Unluckily for me, I woke up on the Monday morning with a wicked sore throat, which quickly turned into a fever and a feeling like all my bones were broken. I have slept probably eighty percent of the hours that I have been home, somehow managed to lose an entire day to sleeping, and the doctor says I have the flu (the real flu, not just a dramatic cold). It’s Friday now and I finally feel a little better, but I know that even walking to the mailbox would require a panadol and a nap… but if I am stuck on the sofa wrapped in blankets, at least I can get some writing done!

too dumb to write

I think it’s a sign. When I typed the subject line for this post, it came out as “too dumb to right”. Ugh. 

Right now, I’m in the middle of a fog. I can’t see the edges, so I have no idea how far away I am from everything being bright and clear. It’s not bad – I should be thankful for that, at least. But it is not a pleasant feeling, having so many ideas swimming around my head and not being able to pin anything down.

When I was a teenager, I described it to a therapist like this: my mind feels like a murky pond, home to some goldfish. You see tiny flashes of metallic orange darting through the muck, but you never see an entire goldfish. I keep seeing the head or the tail of an idea for a story, or even just a sentence, but I can’t grab hold of them. It’s a miserable feeling. 

Yesterday, in the course of a two hour tutorial, my poetry tutor referenced such a huge breadth of knowledge about so many poets and things that they wrote. He could even quote them, perfectly. Just off the top of his head. I feel too stupid for all this, like I will never be able to retain enough information. Even in writing my own poetry or stories, I worry so much that every ‘original’* idea that I have is totally derivative of some famous writer that I haven’t discovered yet.  My grammar is far from perfect, I rely far too much on spell check, and I have huge issues switching from academic to personal to character voices. I’m twenty-five years old and surrounded by people who are younger than me and so much more in command of their ideas, style, persona, et cetera. 

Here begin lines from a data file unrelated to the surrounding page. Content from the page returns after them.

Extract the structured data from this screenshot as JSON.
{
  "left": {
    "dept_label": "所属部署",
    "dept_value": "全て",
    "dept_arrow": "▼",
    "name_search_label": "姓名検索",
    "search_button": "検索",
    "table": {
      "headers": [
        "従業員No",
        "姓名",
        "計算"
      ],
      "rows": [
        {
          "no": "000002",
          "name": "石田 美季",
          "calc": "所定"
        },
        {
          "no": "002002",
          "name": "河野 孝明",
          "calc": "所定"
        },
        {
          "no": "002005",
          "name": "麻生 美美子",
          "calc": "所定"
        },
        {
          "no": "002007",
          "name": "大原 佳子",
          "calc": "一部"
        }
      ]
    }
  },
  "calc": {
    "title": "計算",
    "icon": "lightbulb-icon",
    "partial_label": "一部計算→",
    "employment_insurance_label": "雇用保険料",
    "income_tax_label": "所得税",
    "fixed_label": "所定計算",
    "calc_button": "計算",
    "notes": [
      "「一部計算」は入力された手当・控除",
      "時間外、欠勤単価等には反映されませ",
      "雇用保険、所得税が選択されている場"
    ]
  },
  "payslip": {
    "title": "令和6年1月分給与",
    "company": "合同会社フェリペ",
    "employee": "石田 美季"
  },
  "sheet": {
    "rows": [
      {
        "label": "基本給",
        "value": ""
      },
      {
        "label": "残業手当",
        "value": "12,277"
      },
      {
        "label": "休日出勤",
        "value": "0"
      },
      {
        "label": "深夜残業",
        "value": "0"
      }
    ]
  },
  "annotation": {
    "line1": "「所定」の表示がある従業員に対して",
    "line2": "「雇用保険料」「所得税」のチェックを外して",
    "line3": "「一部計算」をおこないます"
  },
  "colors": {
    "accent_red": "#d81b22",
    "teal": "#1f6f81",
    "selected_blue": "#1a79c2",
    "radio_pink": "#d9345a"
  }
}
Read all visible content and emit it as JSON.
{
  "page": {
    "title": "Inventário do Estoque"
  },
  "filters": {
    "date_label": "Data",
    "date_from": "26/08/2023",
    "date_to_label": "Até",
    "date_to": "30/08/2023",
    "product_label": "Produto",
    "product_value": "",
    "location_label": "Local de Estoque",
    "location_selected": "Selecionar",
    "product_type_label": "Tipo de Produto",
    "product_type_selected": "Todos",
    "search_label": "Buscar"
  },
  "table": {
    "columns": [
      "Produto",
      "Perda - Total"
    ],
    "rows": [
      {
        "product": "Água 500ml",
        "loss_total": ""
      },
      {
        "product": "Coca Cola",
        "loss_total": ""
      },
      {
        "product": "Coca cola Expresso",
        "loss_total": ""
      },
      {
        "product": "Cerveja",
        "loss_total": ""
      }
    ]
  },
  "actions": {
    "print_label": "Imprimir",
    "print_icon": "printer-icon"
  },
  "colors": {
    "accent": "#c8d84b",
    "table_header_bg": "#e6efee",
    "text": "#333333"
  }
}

Maybe it’s just an undergraduate crisis. Or maybe I’m just being a raging self-sabotaging perfectionist again…

* Not that anything is really truly original. Nobody is writing in a vacuum. But if I’m going to resemble something that somebody else has already written, I’d like to know about it! When I was a teenager, I ‘created’ my own philosophical theory that I called trinitauralism. Turns out that it was exactly the same as Plato’s theory of the tri-partite soul, which I hadn’t read about yet. FAIL.